| WASHINGTON, Sept 28
WASHINGTON, Sept 28 The U.S. Federal
Communications Commission on Thursday approved rules requiring
wireless carriers to provide upgraded emergency alerts including
more information than currently allowed such as photos and web
links, acting after the system was used to help find the suspect
in Sept. 17 New York and New Jersey bombings.
The alert system, in place since 2012, is typically used to
send messages to mobile phone users to warn of dangerous weather
or find missing children but can be employed for security
threats. The FCC said the new rules will take effect over the
next one to two-and-a-half years.
A trade association representing wireless providers said it
expects it will take more than a year to develop industry
standards before some aspects of enhanced alerts are in place.
Shortcomings in the current system emerged after authorities
in New York City used the U.S. Wireless Emergency Alert system
to seek help to find the suspect in the bombings in Manhattan
and the New Jersey shore. Their alert, sent to millions of
mobile phone users, stated, "WANTED: Ahmad Khan Rahami,
28-yr-old male. See media for pic. Call 9-1-1 if seen."
The alert did not contain a picture of Rahami, who was
caught on Sept. 19.
It was the first time the system had been used to help find
a criminal suspect. But some U.S. lawmakers and message
recipients criticized the alert because it required users to
conduct an internet search to find a photo rather than simply
including the picture.
The FCC's new rules expand the maximum length of emergency
text message alerts to 360 characters from the current 90 and
allow for embedded web address links and telephone numbers. The
FCC is also considering how to include thumbnail-sized photos
and symbols in wireless alerts but did not act yet on that.
Wireless carriers have expressed concern that alerts that
include a website address could lead to network problems if
millions of cellphone users all click on a link at the same

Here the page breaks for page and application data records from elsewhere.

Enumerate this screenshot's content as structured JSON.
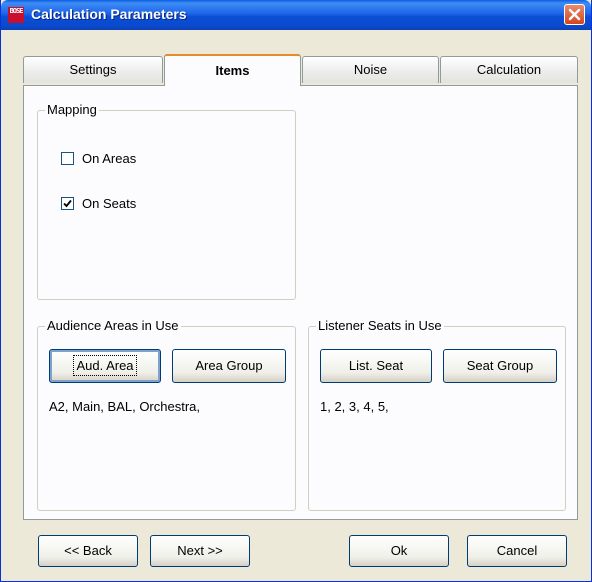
{
  "window": {
    "title": "Calculation Parameters",
    "logo_text": "BOSE"
  },
  "tabs": [
    {
      "label": "Settings",
      "active": false
    },
    {
      "label": "Items",
      "active": true
    },
    {
      "label": "Noise",
      "active": false
    },
    {
      "label": "Calculation",
      "active": false
    }
  ],
  "mapping": {
    "label": "Mapping",
    "on_areas": {
      "label": "On Areas",
      "checked": false
    },
    "on_seats": {
      "label": "On Seats",
      "checked": true
    }
  },
  "audience_areas": {
    "label": "Audience Areas in Use",
    "aud_area_button": "Aud. Area",
    "area_group_button": "Area Group",
    "items_text": "A2, Main, BAL, Orchestra,"
  },
  "listener_seats": {
    "label": "Listener Seats in Use",
    "list_seat_button": "List. Seat",
    "seat_group_button": "Seat Group",
    "items_text": "1, 2, 3, 4, 5,"
  },
  "footer": {
    "back": "<< Back",
    "next": "Next >>",
    "ok": "Ok",
    "cancel": "Cancel"
  }
}
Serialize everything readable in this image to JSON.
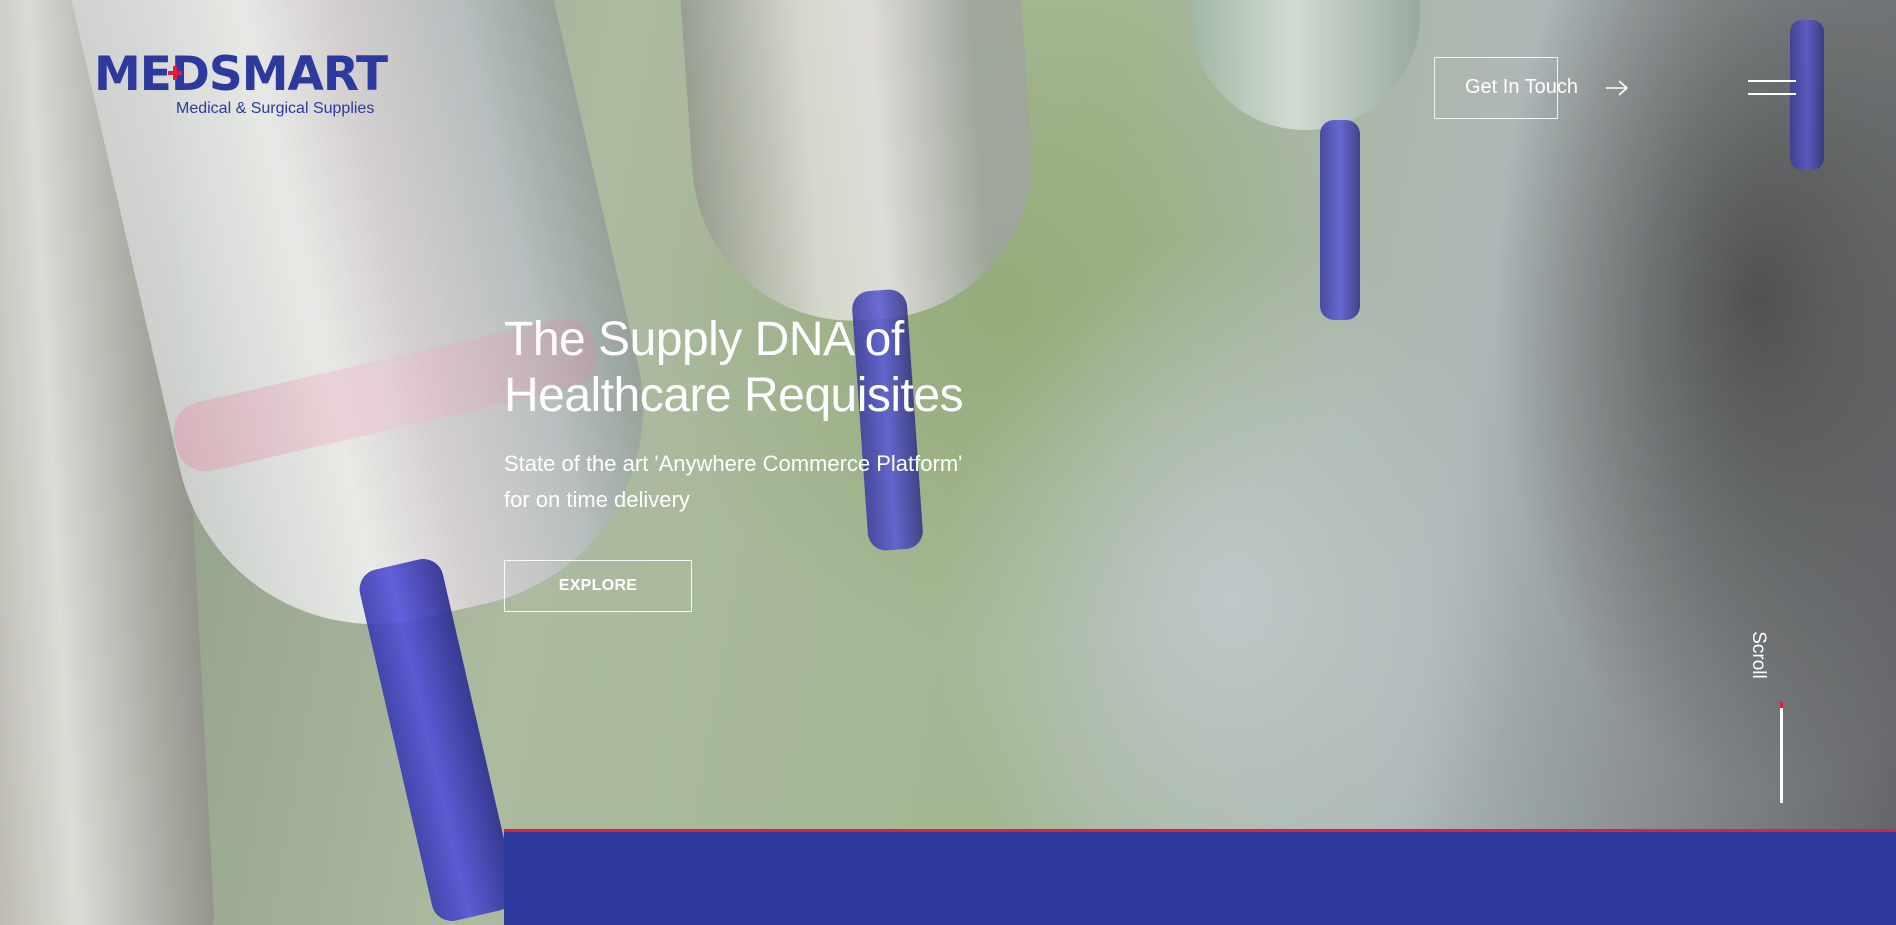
{
  "brand": {
    "name": "MEDSMART",
    "tagline": "Medical & Surgical Supplies",
    "primary_color": "#2c3a9e",
    "accent_color": "#e0203a"
  },
  "header": {
    "contact_label": "Get In Touch",
    "contact_icon": "arrow-right-icon",
    "menu_icon": "hamburger-menu-icon"
  },
  "hero": {
    "title_line1": "The Supply DNA of",
    "title_line2": "Healthcare Requisites",
    "subtitle_line1": "State of the art 'Anywhere Commerce Platform'",
    "subtitle_line2": "for on time delivery",
    "cta_label": "EXPLORE",
    "text_color": "#ffffff"
  },
  "scroll": {
    "label": "Scroll"
  },
  "footer_band": {
    "color": "#2b3a9b",
    "border_color": "#d9243b"
  }
}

The wireless trade association CTIA, representing companies
including Verizon Communications Inc, AT&T Inc,
Sprint Corp and others, said it is planning to conduct a
trial to gauge whether photos and videos "could be included in
future alerts in a manner that does not cause harmful network
congestion or technical issues."
The FCC also created a new class of action-oriented alerts
like "boil water" for safe drinking water or "shelter in place"
warnings during severe weather.
The commission is also requiring mobile phone carriers to
deliver alerts to more specific geographic areas. Alerts are
broadcast only from cell towers whose coverage areas match an
U.S. Senator Charles Schumer, a New York Democrat, urged the
FCC to modernize the alerts. "In light of the need to respond in
real time to terror threats, we can't afford to have an
emergency wireless response system that is stuck in the '90s,"
Schumer said this week.
(Reporting by David Shepardson)